One of the less glamorous aspects of artificial intelligence is that it often requires a large amount of processing power and therefore it often has a large energy footprint. Recent work done by researchers at UCL has determined a method of improving an AI’s energy efficiency.
Neural networks and machine learning are powerful tools, but the most impressive feats of artificial intelligence usually have a large energy cost associated with them. For example, when OpenAI taught a robotic hand to manipulate a Rubik’s cube, it was estimated that the feat required around 2.8 gigawatt-hours of electricity.

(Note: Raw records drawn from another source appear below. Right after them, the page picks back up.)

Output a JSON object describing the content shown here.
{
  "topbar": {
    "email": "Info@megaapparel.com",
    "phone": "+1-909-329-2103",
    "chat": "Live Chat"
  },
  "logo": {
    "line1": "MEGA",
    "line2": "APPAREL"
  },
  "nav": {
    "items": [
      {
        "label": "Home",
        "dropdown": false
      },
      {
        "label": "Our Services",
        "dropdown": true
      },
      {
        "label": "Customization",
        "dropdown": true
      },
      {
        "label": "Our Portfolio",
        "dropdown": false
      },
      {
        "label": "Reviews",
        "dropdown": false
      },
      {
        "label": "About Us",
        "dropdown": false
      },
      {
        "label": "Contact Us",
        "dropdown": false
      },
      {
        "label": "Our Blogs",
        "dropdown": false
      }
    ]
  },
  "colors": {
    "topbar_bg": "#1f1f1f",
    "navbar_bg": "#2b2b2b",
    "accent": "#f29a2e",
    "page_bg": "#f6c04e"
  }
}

According to TechExplore, Researchers at UCL have designed a new method of generating artificial neural networks. The new method utilizes memristors to generate the network, which are around 1000 times more energy-efficient than networks created with traditional approaches. Memristors are devices that can recall the amount of electrical charge that last flowed through them, preserving that memory state after they have been shut off. This means that they can remember their state even if a device should lose power. Although memristors were first theorized about around 50 years ago, it wasn’t until 2008 that a real memristor was created.
Memristors are occasionally referred to as “neuromorphic” computing devices or “brain-inspired” devices. Memristors are similar to the building blocks the brain uses to process information and create memories. They are highly efficient compared to most modern computer systems. These memristor devices possess aspects of capacitors and resistors, and over the past decade or so they have been manufactured and used in a variety of memory devices. The UCL research teams hope that their research will help these devices be used to create AI systems within a few years.
Despite their increased energy efficiency, memristors are traditionally much less efficient than regular neural networks, but the UCL researchers found a way to increase the accuracy of memristors. The researchers found that when using many memristors, they could be split up into multiple sub-groups and then their calculations averaged together. The averaging of the calculations help flaws in the subgroups cancel each other out and the more relevant patterns found.
Dr. Adnan Mehonic and Ph.D. student Dovydas Joksas (both UCL Electronic and Electrical Engineering) and their co-authors tested this averaging approach across various memristor types and found that the technique seemed to improve accuracy in all of the different memristors tested, not just one or two of them. The accuracy improvements applied to all the groups that were tested, no matter the type of material the memristor was made out of.
According to Dr. Mehonic, as quoted by TechExplore:
“We hoped that there might be more generic approaches that improve not the device-level, but the system-level behavior, and we believe we found one. Our approach shows that, when it comes to memristors, several heads are better than one. Arranging the neural network into several smaller networks rather than one big network led to greater accuracy overall.”
The research team was excited to have taken a computer science technique and applied to memristors, also using a common error avoidance technique (averaging calculations) to increase the accuracy of memristive neural networks. Study co-author Professor Tony Kenyon of UCL Electronic & Electrical Engineering believes that memristors could “take a leading role” in creating more energy-sustainable edge computing devices and IoT devices.
Memristors are not only more energy-efficient than traditional neural network models, they can be easily included in a hand-held, mobile device. This is predicted to be of increasing importance in the near future as more data is created and transmitted all the time even though it is difficult to increase transmission capacity beyond a certain point. Memristors could help enable the transfer of large volumes of data at a fraction of the energy cost.